» **WHAT THE TASK ASKS**
Find every line below where the string "this" shows up, and copy those lines.
╭──
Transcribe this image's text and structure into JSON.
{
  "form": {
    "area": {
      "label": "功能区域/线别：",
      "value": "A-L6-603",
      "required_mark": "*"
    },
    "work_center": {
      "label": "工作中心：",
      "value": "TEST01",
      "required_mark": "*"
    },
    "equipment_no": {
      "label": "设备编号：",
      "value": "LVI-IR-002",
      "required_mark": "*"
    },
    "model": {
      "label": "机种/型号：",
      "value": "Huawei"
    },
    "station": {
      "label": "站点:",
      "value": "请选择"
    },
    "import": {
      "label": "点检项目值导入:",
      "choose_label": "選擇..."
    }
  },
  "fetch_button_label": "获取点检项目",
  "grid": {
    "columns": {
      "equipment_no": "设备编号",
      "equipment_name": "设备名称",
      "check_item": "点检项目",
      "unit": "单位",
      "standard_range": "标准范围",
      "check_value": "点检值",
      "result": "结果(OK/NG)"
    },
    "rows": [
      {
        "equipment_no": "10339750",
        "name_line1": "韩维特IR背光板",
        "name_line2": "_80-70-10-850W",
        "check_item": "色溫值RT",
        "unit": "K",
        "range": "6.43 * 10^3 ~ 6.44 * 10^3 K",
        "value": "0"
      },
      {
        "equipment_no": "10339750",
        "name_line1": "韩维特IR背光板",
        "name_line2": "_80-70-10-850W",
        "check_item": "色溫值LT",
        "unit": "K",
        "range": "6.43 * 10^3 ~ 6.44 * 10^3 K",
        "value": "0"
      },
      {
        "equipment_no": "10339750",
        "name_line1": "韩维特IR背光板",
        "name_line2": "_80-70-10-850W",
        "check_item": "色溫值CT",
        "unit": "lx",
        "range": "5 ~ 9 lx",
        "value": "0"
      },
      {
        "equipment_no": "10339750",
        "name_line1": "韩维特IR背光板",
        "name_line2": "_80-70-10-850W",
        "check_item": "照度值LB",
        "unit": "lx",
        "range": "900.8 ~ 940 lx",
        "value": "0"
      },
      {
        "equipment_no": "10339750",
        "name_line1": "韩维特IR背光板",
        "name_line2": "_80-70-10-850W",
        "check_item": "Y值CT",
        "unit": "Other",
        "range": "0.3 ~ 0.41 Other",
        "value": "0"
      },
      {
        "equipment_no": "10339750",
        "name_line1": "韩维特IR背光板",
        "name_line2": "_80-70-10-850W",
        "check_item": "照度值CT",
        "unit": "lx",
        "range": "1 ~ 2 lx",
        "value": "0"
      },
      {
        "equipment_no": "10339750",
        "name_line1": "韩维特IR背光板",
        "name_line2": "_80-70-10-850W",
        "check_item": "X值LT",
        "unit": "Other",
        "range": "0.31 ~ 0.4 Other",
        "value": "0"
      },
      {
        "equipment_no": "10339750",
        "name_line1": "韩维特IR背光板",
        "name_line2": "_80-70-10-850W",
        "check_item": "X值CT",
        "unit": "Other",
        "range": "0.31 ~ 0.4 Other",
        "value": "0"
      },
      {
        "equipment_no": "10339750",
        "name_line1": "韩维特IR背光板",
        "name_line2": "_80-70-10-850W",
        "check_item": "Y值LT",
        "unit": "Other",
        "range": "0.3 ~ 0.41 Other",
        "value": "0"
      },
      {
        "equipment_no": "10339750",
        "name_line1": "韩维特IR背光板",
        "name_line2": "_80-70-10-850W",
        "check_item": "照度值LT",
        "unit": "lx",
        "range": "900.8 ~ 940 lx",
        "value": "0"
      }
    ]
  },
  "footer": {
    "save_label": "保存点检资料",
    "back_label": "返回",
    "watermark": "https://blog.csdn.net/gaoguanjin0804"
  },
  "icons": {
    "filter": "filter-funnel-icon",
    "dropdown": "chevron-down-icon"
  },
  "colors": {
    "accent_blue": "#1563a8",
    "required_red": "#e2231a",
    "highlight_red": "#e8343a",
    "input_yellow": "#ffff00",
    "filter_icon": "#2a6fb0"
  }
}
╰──
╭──
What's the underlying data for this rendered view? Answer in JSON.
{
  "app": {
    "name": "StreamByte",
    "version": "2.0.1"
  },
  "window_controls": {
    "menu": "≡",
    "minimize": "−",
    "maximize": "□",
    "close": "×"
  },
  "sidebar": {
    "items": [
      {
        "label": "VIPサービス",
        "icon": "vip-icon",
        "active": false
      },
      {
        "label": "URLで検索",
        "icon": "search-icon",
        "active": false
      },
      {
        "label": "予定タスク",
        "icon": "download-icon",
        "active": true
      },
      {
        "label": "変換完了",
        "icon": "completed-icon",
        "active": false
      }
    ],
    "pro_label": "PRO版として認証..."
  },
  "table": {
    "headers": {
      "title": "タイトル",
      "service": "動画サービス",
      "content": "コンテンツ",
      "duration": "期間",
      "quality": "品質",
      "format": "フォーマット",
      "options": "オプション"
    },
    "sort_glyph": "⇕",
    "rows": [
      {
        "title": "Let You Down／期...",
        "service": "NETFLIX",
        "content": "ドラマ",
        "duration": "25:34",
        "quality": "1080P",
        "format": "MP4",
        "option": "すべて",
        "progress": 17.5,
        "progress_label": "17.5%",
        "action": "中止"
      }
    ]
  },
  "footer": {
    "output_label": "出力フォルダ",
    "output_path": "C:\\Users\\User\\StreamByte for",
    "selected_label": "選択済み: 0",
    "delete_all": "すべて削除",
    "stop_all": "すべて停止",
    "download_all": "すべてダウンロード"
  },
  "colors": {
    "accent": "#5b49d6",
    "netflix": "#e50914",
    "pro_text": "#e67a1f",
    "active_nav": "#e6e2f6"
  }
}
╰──
» **EXERCISE RESPONSE**
Transcribe this image's text and structure into JSON.
What's the underlying data for this rendered view? Answer in JSON.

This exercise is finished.